> DATA FOR ANALYSIS:
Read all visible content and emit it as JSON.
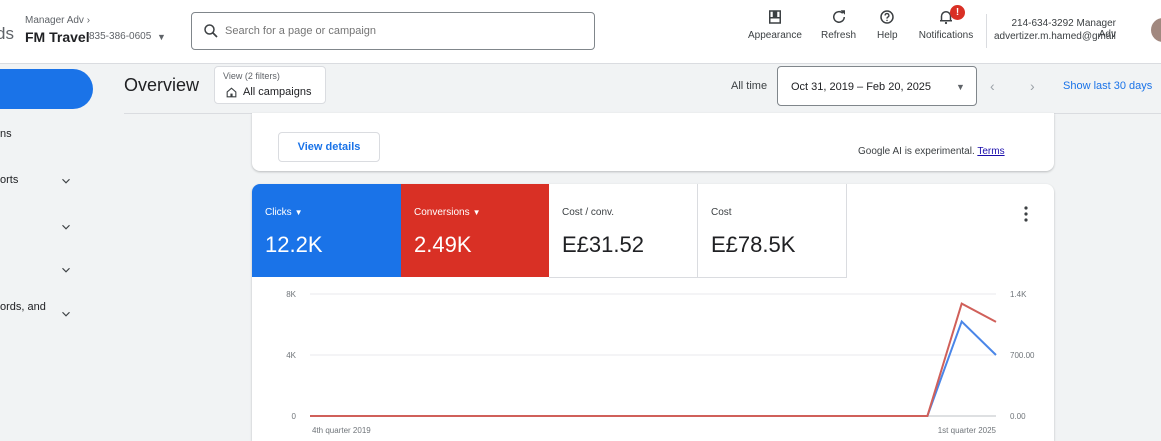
{
  "header": {
    "logo_fragment": "ds",
    "manager_label": "Manager Adv",
    "account_name": "FM Travel",
    "account_id": "835-386-0605",
    "search_placeholder": "Search for a page or campaign",
    "tools": [
      {
        "label": "Appearance",
        "icon": "appearance-icon"
      },
      {
        "label": "Refresh",
        "icon": "refresh-icon"
      },
      {
        "label": "Help",
        "icon": "help-icon"
      },
      {
        "label": "Notifications",
        "icon": "bell-icon",
        "badge": "!"
      }
    ],
    "user_phone": "214-634-3292 Manager Adv",
    "user_email": "advertizer.m.hamed@gmail.co..."
  },
  "sidebar": {
    "items": [
      {
        "label": "ns",
        "has_chevron": false
      },
      {
        "label": "orts",
        "has_chevron": true
      },
      {
        "label": "",
        "has_chevron": true
      },
      {
        "label": "",
        "has_chevron": true
      },
      {
        "label": "ords, and",
        "has_chevron": true
      }
    ]
  },
  "toolbar": {
    "page_title": "Overview",
    "filter_subtitle": "View (2 filters)",
    "filter_label": "All campaigns",
    "all_time_label": "All time",
    "date_range": "Oct 31, 2019 – Feb 20, 2025",
    "show_last_label": "Show last 30 days"
  },
  "insight": {
    "view_details_label": "View details",
    "ai_note": "Google AI is experimental.",
    "terms_label": "Terms"
  },
  "metrics": [
    {
      "label": "Clicks",
      "value": "12.2K",
      "selected": true,
      "color": "#1a73e8"
    },
    {
      "label": "Conversions",
      "value": "2.49K",
      "selected": true,
      "color": "#d93025"
    },
    {
      "label": "Cost / conv.",
      "value": "E£31.52",
      "selected": false
    },
    {
      "label": "Cost",
      "value": "E£78.5K",
      "selected": false
    }
  ],
  "chart_data": {
    "type": "line",
    "x": [
      "4th quarter 2019",
      "1st quarter 2025"
    ],
    "x_labels": [
      "4th quarter 2019",
      "1st quarter 2025"
    ],
    "left_axis": {
      "ticks": [
        "0",
        "4K",
        "8K"
      ],
      "range": [
        0,
        8000
      ]
    },
    "right_axis": {
      "ticks": [
        "0.00",
        "700.00",
        "1.4K"
      ],
      "range": [
        0,
        1400
      ]
    },
    "series": [
      {
        "name": "Clicks",
        "color": "#4a86e8",
        "axis": "left",
        "points": [
          [
            0,
            0
          ],
          [
            0.9,
            0
          ],
          [
            0.95,
            6200
          ],
          [
            1.0,
            4000
          ]
        ]
      },
      {
        "name": "Conversions",
        "color": "#d0605a",
        "axis": "right",
        "points": [
          [
            0,
            0
          ],
          [
            0.9,
            0
          ],
          [
            0.95,
            1290
          ],
          [
            1.0,
            1080
          ]
        ]
      }
    ]
  }
}
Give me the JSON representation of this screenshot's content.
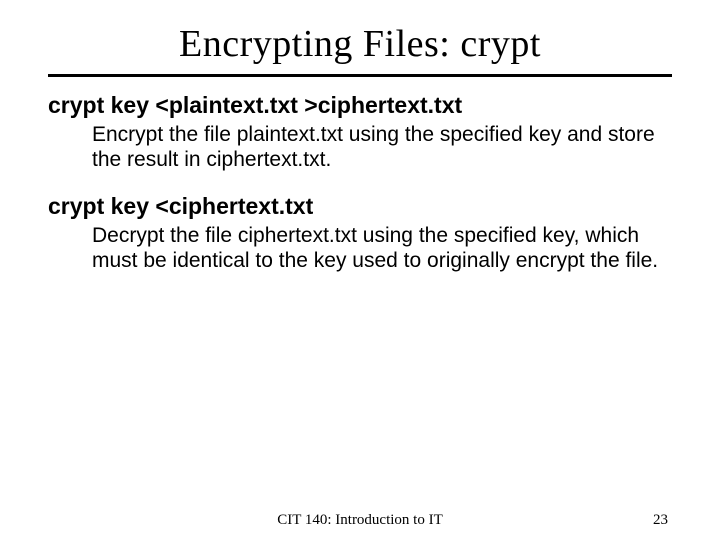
{
  "slide": {
    "title": "Encrypting Files: crypt",
    "sections": [
      {
        "command": "crypt key <plaintext.txt >ciphertext.txt",
        "description": "Encrypt the file plaintext.txt using the specified key and store the result in ciphertext.txt."
      },
      {
        "command": "crypt key <ciphertext.txt",
        "description": "Decrypt the file ciphertext.txt using the specified key, which must be identical to the key used to originally encrypt the file."
      }
    ]
  },
  "footer": {
    "course": "CIT 140: Introduction to IT",
    "page": "23"
  }
}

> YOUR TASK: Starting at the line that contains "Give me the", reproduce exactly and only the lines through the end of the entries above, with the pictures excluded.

> FINAL ANSWER:
Give me the JSON representation of this screenshot's content.
{
  "slide": {
    "title": "Encrypting Files: crypt",
    "sections": [
      {
        "command": "crypt key <plaintext.txt >ciphertext.txt",
        "description": "Encrypt the file plaintext.txt using the specified key and store the result in ciphertext.txt."
      },
      {
        "command": "crypt key <ciphertext.txt",
        "description": "Decrypt the file ciphertext.txt using the specified key, which must be identical to the key used to originally encrypt the file."
      }
    ]
  },
  "footer": {
    "course": "CIT 140: Introduction to IT",
    "page": "23"
  }
}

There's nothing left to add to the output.